However, there are also indications that Nansen, who was a notorious womaniser, might have had an affair with Gamél’s wife after returning to Copenhagen. That’s a course of action I would not recommend for modern explorers.
Nansen understood that publicity is everything as an explorer. He was keen to publish accounts of his ski tours in various newspapers before starting his planning for Greenland. Even in the chaotic six months leading up to his crossing, he found time to write an article about his plans for a children’s magazine. But all this was nothing to what came after his successful Greenland crossing. Nansen had reached the west coast just in time to send a message out on the last ship but was then cut off from the rest of the world for the duration of the winter. While he was learning from the Greenlanders, unknown to him, a Nansen fever broke out from New Zealand to America, but particularly in Norway. Products advertising with his name popped up all over the place. While this contributed to his popularity, he did not earn any money from this ongoing craze at first. However, after he was back, a public collection quickly covered his outstanding expedition debt of about 10,000 Kroner.
After his crossing, geographic societies all over the world lined up to request presentations from Nansen. His employer, the University of Bergen, gave him an annual allowance of 3,000 Kroner and time off to write a book about his endeavour. In the years between Greenland and the Fram expedition, he earned his money with lectures in Norway, Germany and Britain, and by selling his book Paa ski over Grønland. En skildring af Den norske Grønlands-ekspedition, which was translated into many languages. Public speaking and authoring have remained a reliable source of income for explorers today. He also got attention from several companies he mentioned in his talks, whose brands he had used in the crossing. I am especially jealous of a sponsorship deal he got from from Cadbury Chocolate, receiving free cocoa and chocolate for his next adventures. Of course they were keen to use his image in advertisements in return.
He was also soon back at planning his next coup. The two remaining big Polar goals were the North Pole, and the South Pole and Nansen planned to be the first to both of them. He deemed the North Pole to be the bigger challenge, judging Antarctica to be very similar to Greenland, and thus just another ski tour. He was offered leadership for an Antarctic expedition but turned it down to focus on his own North Pole plans instead.
Reading the account of Nansen’s Greenland crossing, I can see him dealing with the same problems Polar explorers have today and using some of the same solutions. Fridtjof Nansen was a trailblazer in many ways, and I think he can rightfully be called the father of modern Polar exploration.

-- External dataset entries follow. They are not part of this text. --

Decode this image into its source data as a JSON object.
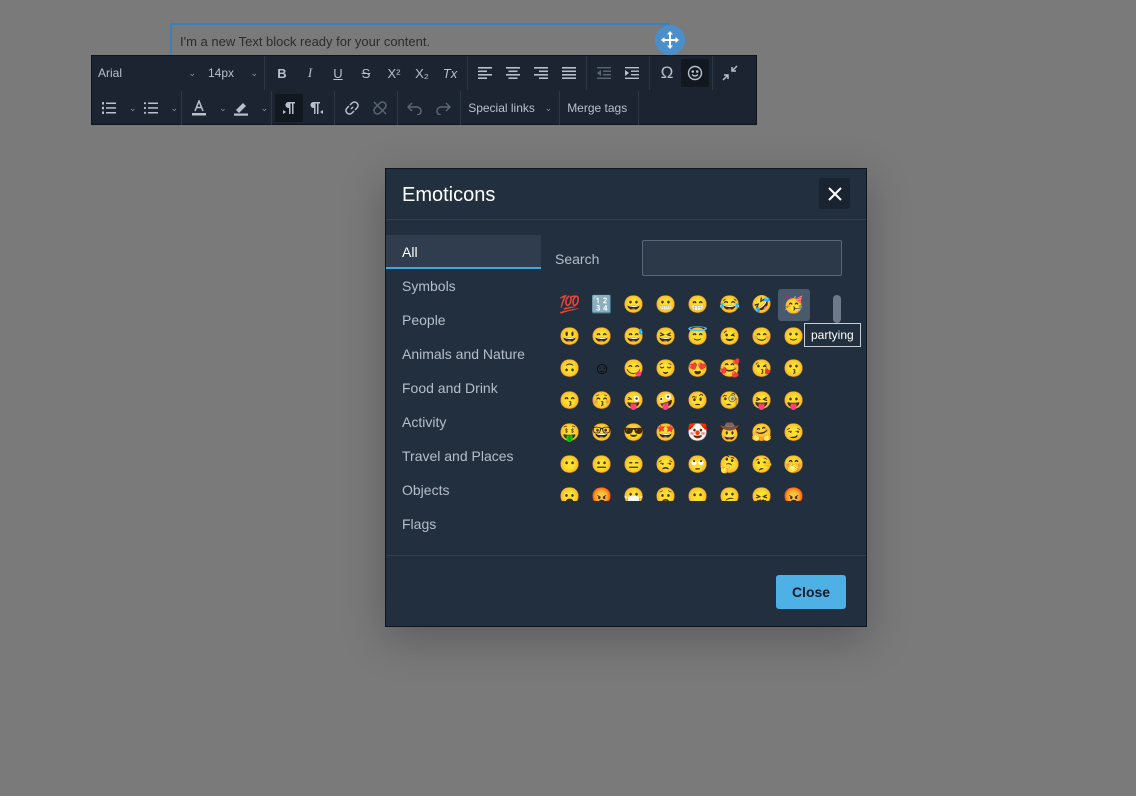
{
  "editor": {
    "text_block": "I'm a new Text block ready for your content."
  },
  "toolbar": {
    "font_family": "Arial",
    "font_size": "14px",
    "special_links": "Special links",
    "merge_tags": "Merge tags",
    "bold": "B",
    "italic": "I",
    "underline": "U",
    "strike": "S",
    "superscript": "X²",
    "subscript": "X₂",
    "clear_format": "Tx",
    "special_char": "Ω"
  },
  "dialog": {
    "title": "Emoticons",
    "search_label": "Search",
    "search_value": "",
    "close_button": "Close",
    "categories": [
      {
        "label": "All",
        "active": true
      },
      {
        "label": "Symbols",
        "active": false
      },
      {
        "label": "People",
        "active": false
      },
      {
        "label": "Animals and Nature",
        "active": false
      },
      {
        "label": "Food and Drink",
        "active": false
      },
      {
        "label": "Activity",
        "active": false
      },
      {
        "label": "Travel and Places",
        "active": false
      },
      {
        "label": "Objects",
        "active": false
      },
      {
        "label": "Flags",
        "active": false
      }
    ],
    "emojis": [
      "💯",
      "🔢",
      "😀",
      "😬",
      "😁",
      "😂",
      "🤣",
      "🥳",
      "😃",
      "😄",
      "😅",
      "😆",
      "😇",
      "😉",
      "😊",
      "🙂",
      "🙃",
      "☺",
      "😋",
      "😌",
      "😍",
      "🥰",
      "😘",
      "😗",
      "😙",
      "😚",
      "😜",
      "🤪",
      "🤨",
      "🧐",
      "😝",
      "😛",
      "🤑",
      "🤓",
      "😎",
      "🤩",
      "🤡",
      "🤠",
      "🤗",
      "😏",
      "😶",
      "😐",
      "😑",
      "😒",
      "🙄",
      "🤔",
      "🤥",
      "🤭",
      "😦",
      "😡",
      "😷",
      "😟",
      "😶",
      "😕",
      "😖",
      "😡"
    ],
    "hovered_index": 7,
    "tooltip": "partying"
  }
}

Most of this article is based on visits to the Fram Museum and the book Nansen by Roland Huntford.